— Problem requirements —
What is the count of lines below that include "title"? Reply with nothing else.

═══ Material to process

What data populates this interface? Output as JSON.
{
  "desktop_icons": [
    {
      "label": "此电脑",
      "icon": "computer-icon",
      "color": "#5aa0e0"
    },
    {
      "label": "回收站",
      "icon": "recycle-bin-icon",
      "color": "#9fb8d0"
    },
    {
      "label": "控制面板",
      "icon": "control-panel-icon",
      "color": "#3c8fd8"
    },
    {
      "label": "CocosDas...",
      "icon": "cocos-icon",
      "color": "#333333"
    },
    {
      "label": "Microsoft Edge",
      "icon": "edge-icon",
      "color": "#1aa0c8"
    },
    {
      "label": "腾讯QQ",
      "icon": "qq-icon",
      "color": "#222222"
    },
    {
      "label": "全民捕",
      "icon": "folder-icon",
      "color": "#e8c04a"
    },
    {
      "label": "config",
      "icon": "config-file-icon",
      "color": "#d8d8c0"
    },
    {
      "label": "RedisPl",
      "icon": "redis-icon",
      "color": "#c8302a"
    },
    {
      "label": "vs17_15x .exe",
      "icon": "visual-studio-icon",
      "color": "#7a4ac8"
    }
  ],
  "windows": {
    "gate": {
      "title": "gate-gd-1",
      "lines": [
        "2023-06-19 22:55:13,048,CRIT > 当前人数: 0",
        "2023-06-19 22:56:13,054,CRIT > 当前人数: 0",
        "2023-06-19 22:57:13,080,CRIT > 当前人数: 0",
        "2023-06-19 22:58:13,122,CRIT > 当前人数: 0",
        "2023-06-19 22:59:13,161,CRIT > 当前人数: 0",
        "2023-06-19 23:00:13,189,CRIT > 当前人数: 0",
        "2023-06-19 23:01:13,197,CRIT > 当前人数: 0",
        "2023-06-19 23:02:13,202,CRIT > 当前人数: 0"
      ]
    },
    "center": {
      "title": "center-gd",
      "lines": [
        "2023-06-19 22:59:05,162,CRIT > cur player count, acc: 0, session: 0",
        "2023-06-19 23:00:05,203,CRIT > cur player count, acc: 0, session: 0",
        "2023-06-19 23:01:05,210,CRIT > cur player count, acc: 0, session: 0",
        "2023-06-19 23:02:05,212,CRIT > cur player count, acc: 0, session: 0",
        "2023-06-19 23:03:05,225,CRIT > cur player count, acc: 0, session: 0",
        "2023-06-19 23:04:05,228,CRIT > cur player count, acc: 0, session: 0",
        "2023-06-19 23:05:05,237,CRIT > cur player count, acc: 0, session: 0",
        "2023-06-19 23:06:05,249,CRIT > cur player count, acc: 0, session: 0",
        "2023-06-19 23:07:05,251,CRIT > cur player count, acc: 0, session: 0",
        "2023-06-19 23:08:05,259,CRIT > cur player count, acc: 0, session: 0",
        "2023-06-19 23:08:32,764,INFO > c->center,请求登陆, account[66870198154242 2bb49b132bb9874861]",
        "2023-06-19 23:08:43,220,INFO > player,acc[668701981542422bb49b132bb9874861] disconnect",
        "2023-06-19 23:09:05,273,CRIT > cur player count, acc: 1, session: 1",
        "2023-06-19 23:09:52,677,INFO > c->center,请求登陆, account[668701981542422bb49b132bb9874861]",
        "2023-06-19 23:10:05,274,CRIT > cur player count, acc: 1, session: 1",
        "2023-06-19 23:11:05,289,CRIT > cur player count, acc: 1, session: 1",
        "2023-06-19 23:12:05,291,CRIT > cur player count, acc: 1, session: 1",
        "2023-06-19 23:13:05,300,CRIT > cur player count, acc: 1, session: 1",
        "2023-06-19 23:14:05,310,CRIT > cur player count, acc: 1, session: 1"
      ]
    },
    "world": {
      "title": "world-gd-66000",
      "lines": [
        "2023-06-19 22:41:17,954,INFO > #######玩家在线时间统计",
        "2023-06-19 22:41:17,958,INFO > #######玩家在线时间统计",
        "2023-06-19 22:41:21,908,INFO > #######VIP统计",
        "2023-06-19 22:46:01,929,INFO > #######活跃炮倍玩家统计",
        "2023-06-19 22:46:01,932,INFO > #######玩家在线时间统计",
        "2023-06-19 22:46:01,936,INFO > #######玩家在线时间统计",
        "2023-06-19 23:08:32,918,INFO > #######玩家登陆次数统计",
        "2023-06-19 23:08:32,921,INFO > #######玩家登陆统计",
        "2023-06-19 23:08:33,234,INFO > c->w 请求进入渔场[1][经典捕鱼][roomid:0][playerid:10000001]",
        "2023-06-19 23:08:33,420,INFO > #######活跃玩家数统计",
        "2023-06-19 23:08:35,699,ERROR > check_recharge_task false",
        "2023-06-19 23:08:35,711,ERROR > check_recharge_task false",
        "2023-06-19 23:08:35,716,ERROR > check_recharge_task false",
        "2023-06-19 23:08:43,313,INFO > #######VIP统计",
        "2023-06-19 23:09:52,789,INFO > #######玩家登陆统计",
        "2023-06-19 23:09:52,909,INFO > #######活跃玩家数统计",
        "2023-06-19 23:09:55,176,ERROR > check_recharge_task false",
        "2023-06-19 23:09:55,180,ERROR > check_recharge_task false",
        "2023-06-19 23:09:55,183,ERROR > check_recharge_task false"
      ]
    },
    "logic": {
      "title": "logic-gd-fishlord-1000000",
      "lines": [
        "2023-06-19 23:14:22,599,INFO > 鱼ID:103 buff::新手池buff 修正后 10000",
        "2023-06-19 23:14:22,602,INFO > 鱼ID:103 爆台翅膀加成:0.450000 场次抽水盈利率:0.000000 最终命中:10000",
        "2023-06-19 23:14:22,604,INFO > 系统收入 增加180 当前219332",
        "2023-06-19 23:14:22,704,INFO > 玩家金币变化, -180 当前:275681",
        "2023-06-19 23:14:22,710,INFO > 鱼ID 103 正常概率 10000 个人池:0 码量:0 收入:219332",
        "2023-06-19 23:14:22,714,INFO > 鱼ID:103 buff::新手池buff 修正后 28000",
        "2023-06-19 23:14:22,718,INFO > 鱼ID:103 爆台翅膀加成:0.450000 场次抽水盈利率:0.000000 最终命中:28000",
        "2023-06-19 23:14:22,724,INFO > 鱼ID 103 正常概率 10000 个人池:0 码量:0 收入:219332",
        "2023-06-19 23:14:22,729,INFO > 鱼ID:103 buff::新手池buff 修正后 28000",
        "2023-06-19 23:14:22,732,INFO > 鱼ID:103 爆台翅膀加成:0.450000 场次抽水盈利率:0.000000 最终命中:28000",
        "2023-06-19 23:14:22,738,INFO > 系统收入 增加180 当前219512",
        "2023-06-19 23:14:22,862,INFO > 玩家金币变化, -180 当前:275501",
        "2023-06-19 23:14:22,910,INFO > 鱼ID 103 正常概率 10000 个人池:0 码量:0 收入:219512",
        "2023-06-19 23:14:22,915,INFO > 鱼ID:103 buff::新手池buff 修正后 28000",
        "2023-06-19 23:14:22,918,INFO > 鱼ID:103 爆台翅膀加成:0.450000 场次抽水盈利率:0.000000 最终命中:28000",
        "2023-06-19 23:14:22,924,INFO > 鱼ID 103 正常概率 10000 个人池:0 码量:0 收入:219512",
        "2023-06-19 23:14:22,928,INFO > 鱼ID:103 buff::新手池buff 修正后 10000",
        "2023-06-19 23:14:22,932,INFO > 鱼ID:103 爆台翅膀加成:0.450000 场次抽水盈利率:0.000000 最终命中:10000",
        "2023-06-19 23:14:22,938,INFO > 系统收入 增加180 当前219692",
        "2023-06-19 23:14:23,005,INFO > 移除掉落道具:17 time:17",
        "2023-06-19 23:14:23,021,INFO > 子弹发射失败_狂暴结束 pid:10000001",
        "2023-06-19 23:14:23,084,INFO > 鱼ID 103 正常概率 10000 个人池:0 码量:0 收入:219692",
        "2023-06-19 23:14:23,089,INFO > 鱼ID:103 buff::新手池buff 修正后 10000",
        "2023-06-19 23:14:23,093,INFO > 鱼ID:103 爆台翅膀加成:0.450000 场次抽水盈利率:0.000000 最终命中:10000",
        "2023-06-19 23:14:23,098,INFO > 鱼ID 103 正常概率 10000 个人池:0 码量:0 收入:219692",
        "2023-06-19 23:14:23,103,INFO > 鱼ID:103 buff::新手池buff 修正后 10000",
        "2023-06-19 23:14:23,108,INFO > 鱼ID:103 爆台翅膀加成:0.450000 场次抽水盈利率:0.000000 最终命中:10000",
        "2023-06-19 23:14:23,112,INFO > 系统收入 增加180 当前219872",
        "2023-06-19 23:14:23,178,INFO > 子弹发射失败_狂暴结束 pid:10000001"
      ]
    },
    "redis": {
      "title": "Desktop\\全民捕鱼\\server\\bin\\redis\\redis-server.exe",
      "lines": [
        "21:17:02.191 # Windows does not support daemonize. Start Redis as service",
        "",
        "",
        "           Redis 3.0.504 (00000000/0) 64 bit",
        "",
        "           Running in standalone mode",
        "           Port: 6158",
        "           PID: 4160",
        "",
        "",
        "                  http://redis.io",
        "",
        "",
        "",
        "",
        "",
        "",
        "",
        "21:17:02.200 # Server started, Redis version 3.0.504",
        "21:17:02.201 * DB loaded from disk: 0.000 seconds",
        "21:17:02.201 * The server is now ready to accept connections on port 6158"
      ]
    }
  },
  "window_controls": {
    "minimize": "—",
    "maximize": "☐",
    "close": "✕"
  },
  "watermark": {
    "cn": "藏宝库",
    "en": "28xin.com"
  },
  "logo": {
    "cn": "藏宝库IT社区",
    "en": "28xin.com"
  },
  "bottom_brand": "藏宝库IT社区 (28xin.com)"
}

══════

— Completed task —
5